Cambodia’s top election body will take legal action against groups that conduct or publish opinion polls in the two weeks leading up to June 4 commune elections, its spokesman said on Sunday, warning that the surveys could lead to “social instability.”
The ban on surveys will begin on May 20 and continue through the vote, according to National Election Committee (NEC) spokesman Hang Puthea, who likened the surveys to a “bad trick.”
“If anyone tries to do a bad trick, the NEC will absolutely not let that happen before the election,” he said on Sunday. “If you do not implement the NEC’s instruction, we will check the law or any electoral provisions and then take legal action.”
Mr. Puthea’s comments followed a March 24 article published on local news website VOD Hot News citing a Facebook post by Yoeurng Sotheara, the law and monitoring officer at the Committee for Free and Fair Elections in Cambodia (Comfrel).
Mr. Sotheara claimed he had seen the results of a new poll of residents living in more than 1,000 communes conducted by an international NGO, which he declined to name, that predicted the opposition party would win at least 60 percent of commune council seats up for grabs.

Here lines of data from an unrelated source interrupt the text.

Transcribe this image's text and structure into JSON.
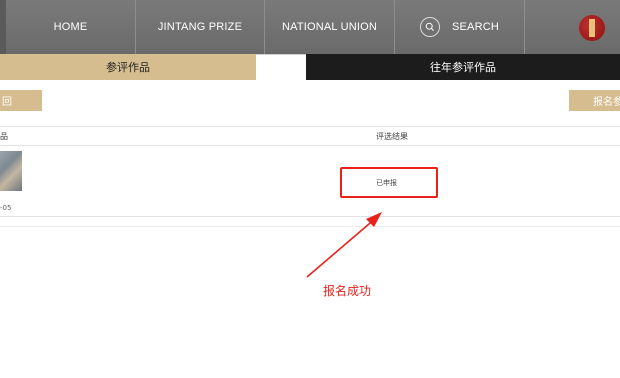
{
  "nav": {
    "items": [
      "HOME",
      "JINTANG PRIZE",
      "NATIONAL UNION"
    ],
    "search_label": "SEARCH"
  },
  "tabs": {
    "current": "参评作品",
    "past": "往年参评作品"
  },
  "actions": {
    "back": "回",
    "signup": "报名参"
  },
  "table": {
    "col_work": "品",
    "col_result": "评选结果"
  },
  "row": {
    "date": "-05",
    "status": "已申报"
  },
  "annotation": {
    "text": "报名成功",
    "color": "#e8211b"
  },
  "colors": {
    "nav_bg": "#737373",
    "tab_gold": "#d5bd8f",
    "tab_dark": "#1c1c1c"
  }
}
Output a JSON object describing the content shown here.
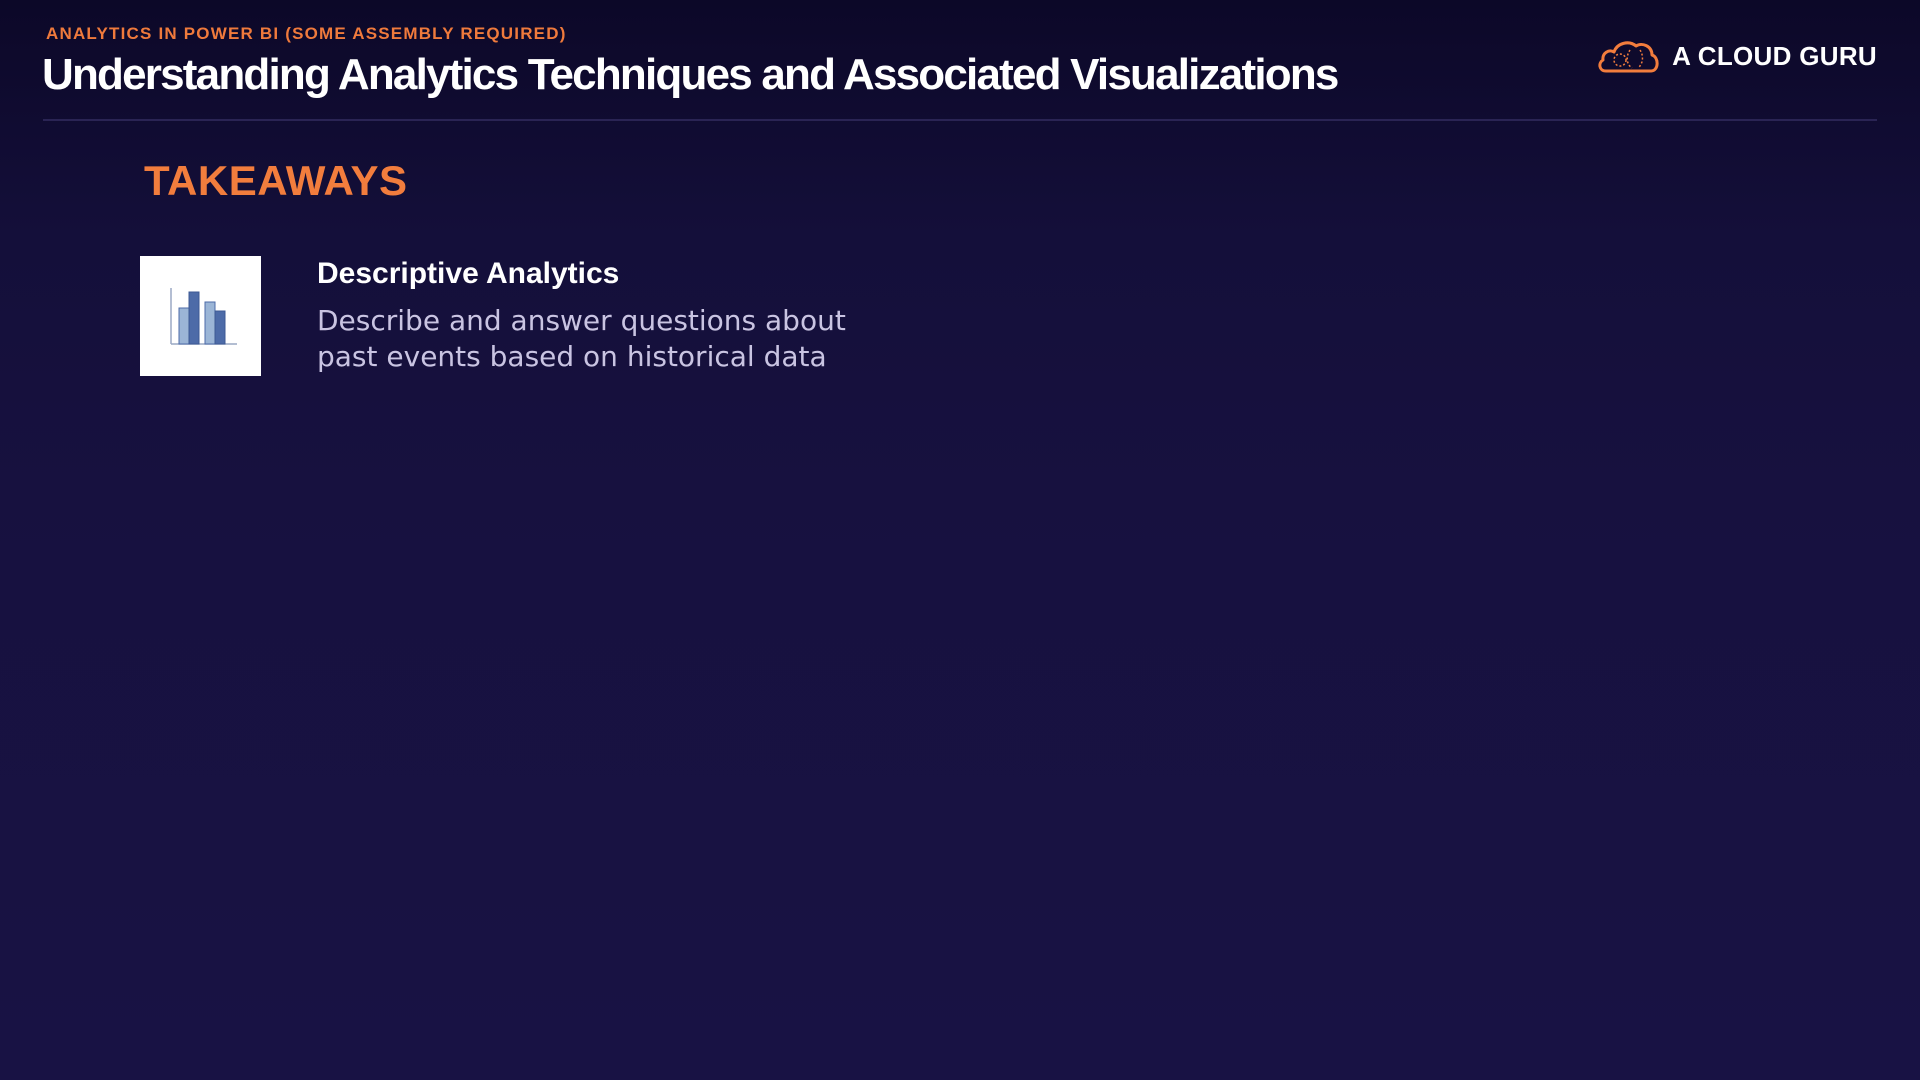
{
  "header": {
    "course": "ANALYTICS IN POWER BI (SOME ASSEMBLY REQUIRED)",
    "title": "Understanding Analytics Techniques and Associated Visualizations"
  },
  "brand": {
    "name": "A CLOUD GURU",
    "logo_icon": "cloud-logo-icon"
  },
  "section": {
    "heading": "TAKEAWAYS"
  },
  "takeaways": [
    {
      "icon": "bar-chart-icon",
      "title": "Descriptive Analytics",
      "description_lines": [
        "Describe and answer questions about",
        "past events based on historical data"
      ]
    }
  ],
  "colors": {
    "accent": "#f27d3d",
    "background_top": "#0c0828",
    "background_bottom": "#181244",
    "description_text": "#c9c4e2",
    "chart_bar_dark": "#4d6ba8",
    "chart_bar_light": "#9bb5d6"
  }
}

Mr. Sotheara and other Comfrel staff could not be reached for comment on Sunday.
But Mr. Puthea said on Sunday the NEC is the only body that is both independent and authorized to release election results, adding that voters would get confused if other organizations put out polling data ahead of election day.
“Any survey that is unlike the results released by the NEC will cause social instability,” he said.
Mr. Puthea justified the ban by saying opinion polls would threaten the NEC’s mandate to organize credible, democratic elections.
“So the NEC will take action against whoever affects free and fair elections,” he warned.
Neither the commune election law nor the laws governing the NEC appear to mention pre-election polling. Article 72 of the Law on the Election of Members of the National Assembly requires that “all surveys and dissemination of the survey findings related to the election shall come to an end 7 (seven) days before the polling day.”
In the run-up to the 2013 national election, the Information Ministry issued guidelines forbidding foreign media from broadcasting the results of surveys for the five days leading up to election day.
Sam Kuntheamy, executive director of civil society group the Neutral and Impartial Committee for Free and Fair Elections in Cambodia, said his group had worked with organizations conducting surveys in the past, but would sit out the latest vote.
“We don’t want any problems with the NEC,” he said.
Mr. Kuntheamy said he thought the ban against surveys was misguided, however.
“In many democratic countries, they find it useful to conduct voter election surveys,” he said.
“The NEC should open its mind and [be more] transparent.”